Stored data entries:
================================

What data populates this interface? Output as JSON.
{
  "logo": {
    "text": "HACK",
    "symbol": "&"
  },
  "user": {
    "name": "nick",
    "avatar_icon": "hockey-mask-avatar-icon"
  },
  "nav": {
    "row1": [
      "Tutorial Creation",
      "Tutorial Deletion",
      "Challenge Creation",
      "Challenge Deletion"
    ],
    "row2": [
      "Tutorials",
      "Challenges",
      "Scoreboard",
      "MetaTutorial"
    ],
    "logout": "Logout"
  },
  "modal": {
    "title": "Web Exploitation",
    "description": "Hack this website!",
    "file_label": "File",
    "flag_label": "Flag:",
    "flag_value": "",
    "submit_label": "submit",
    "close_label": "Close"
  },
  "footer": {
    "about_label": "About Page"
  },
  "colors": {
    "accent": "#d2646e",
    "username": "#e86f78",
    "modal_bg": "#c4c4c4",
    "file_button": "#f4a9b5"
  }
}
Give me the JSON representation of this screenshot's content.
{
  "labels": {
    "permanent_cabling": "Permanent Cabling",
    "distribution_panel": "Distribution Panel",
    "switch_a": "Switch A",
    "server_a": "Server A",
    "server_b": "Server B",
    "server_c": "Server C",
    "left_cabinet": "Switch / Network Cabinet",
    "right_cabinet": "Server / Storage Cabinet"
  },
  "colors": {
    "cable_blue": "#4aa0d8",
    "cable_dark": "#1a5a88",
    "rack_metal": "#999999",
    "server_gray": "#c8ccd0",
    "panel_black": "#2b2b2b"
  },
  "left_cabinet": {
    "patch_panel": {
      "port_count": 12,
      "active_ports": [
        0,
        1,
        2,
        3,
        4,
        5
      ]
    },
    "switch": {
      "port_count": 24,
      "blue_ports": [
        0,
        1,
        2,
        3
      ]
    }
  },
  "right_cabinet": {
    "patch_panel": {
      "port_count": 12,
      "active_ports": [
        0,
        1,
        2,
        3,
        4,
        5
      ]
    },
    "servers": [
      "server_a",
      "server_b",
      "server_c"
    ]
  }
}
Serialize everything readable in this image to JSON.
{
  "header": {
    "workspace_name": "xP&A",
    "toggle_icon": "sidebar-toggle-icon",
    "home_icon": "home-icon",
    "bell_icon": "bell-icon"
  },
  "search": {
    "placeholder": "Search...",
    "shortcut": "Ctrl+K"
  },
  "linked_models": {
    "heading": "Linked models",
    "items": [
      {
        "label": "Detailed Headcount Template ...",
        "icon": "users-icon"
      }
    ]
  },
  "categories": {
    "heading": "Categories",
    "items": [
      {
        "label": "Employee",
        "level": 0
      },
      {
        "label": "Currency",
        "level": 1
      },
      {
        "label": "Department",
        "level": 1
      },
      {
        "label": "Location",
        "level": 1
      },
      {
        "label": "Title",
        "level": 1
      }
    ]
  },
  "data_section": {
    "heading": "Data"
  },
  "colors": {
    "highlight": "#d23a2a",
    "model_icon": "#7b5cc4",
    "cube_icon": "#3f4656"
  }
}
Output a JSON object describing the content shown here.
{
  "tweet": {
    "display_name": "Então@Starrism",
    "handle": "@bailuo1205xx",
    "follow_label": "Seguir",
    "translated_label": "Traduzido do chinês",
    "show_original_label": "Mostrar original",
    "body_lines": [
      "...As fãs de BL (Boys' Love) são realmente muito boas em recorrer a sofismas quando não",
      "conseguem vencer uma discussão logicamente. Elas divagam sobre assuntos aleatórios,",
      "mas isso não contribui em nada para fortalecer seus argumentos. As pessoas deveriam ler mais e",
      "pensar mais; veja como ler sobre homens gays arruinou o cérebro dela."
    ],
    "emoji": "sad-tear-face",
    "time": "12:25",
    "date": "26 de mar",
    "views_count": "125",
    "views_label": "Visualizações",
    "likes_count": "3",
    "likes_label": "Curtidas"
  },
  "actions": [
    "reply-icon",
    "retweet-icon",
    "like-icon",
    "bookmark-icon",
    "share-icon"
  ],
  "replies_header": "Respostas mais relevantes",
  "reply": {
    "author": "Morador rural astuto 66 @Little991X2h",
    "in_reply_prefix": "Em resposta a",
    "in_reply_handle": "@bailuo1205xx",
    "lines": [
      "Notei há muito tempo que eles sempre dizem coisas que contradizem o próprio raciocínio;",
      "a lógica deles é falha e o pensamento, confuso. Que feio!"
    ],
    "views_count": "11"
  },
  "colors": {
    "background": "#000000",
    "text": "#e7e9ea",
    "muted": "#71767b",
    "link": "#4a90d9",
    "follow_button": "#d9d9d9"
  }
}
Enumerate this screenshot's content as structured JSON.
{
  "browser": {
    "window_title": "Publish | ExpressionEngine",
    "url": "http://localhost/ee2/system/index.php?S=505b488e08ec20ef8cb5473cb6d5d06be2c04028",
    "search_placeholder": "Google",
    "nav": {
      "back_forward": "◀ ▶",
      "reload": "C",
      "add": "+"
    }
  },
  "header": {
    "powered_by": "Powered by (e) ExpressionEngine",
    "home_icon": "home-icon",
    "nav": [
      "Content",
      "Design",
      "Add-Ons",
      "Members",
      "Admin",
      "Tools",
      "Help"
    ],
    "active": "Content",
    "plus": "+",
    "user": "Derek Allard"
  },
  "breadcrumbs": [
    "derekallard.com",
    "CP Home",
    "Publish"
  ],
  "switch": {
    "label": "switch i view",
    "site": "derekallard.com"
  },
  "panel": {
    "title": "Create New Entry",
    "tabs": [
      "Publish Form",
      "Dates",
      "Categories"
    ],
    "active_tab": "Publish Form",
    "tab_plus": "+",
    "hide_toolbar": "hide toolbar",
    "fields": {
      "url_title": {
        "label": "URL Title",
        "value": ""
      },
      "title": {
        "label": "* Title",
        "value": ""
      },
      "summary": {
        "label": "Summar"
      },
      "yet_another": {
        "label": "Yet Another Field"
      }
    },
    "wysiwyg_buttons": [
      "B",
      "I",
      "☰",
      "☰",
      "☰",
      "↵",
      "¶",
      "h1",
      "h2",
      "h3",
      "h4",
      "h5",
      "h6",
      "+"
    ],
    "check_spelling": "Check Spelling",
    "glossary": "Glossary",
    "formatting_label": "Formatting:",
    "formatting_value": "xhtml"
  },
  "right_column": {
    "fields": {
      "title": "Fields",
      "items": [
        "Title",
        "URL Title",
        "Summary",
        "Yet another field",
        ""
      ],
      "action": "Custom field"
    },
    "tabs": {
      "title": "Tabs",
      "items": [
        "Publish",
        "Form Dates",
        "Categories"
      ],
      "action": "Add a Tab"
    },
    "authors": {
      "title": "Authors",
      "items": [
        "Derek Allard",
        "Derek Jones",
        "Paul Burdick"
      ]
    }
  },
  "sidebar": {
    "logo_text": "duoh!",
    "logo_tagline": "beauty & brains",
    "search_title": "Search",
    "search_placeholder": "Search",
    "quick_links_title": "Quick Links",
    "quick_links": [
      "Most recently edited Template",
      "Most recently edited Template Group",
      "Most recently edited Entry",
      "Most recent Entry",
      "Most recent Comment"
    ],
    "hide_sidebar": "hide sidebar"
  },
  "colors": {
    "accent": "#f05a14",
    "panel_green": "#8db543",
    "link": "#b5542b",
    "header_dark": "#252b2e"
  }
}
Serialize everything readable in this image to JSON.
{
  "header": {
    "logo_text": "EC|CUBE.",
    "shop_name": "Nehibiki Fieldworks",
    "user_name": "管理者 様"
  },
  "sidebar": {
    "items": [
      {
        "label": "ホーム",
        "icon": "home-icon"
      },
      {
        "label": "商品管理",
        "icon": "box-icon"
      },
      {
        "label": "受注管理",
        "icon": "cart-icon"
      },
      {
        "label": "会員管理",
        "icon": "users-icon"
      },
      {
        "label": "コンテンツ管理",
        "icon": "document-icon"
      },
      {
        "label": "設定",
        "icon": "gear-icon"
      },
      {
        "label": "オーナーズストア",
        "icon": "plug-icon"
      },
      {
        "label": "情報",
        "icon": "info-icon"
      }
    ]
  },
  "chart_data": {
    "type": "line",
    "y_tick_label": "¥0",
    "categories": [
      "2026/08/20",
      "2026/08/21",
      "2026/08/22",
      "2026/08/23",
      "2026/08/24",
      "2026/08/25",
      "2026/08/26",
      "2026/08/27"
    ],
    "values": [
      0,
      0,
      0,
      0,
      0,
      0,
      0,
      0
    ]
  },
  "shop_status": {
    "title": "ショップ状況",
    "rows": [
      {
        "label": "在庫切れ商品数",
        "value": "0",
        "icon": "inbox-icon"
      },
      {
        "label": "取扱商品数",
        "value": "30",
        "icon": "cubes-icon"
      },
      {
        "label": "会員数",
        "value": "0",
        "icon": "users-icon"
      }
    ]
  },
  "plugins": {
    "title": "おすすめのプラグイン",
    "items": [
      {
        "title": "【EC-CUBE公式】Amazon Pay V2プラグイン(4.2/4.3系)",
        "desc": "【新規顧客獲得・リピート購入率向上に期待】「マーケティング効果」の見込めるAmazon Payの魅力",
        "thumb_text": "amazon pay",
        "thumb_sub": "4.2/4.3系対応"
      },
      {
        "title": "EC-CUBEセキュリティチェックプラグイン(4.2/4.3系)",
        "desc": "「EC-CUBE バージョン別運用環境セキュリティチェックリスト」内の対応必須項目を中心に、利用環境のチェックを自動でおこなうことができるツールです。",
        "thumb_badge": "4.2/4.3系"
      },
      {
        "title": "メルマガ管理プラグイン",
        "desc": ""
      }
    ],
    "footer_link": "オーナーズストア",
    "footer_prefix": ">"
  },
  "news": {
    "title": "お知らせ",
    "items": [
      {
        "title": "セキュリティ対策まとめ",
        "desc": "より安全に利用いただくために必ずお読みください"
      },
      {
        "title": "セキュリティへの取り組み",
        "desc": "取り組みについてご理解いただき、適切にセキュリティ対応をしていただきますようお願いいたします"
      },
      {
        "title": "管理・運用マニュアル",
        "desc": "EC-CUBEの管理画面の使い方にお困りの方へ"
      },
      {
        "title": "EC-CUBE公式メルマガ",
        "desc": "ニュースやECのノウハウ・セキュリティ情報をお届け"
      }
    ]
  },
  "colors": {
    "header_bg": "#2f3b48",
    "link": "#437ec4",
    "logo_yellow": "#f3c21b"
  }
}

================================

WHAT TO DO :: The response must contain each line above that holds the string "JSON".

SOLVED PROBLEM ::
What data populates this interface? Output as JSON.
Give me the JSON representation of this screenshot's content.
Serialize everything readable in this image to JSON.
Output a JSON object describing the content shown here.
Enumerate this screenshot's content as structured JSON.
Serialize everything readable in this image to JSON.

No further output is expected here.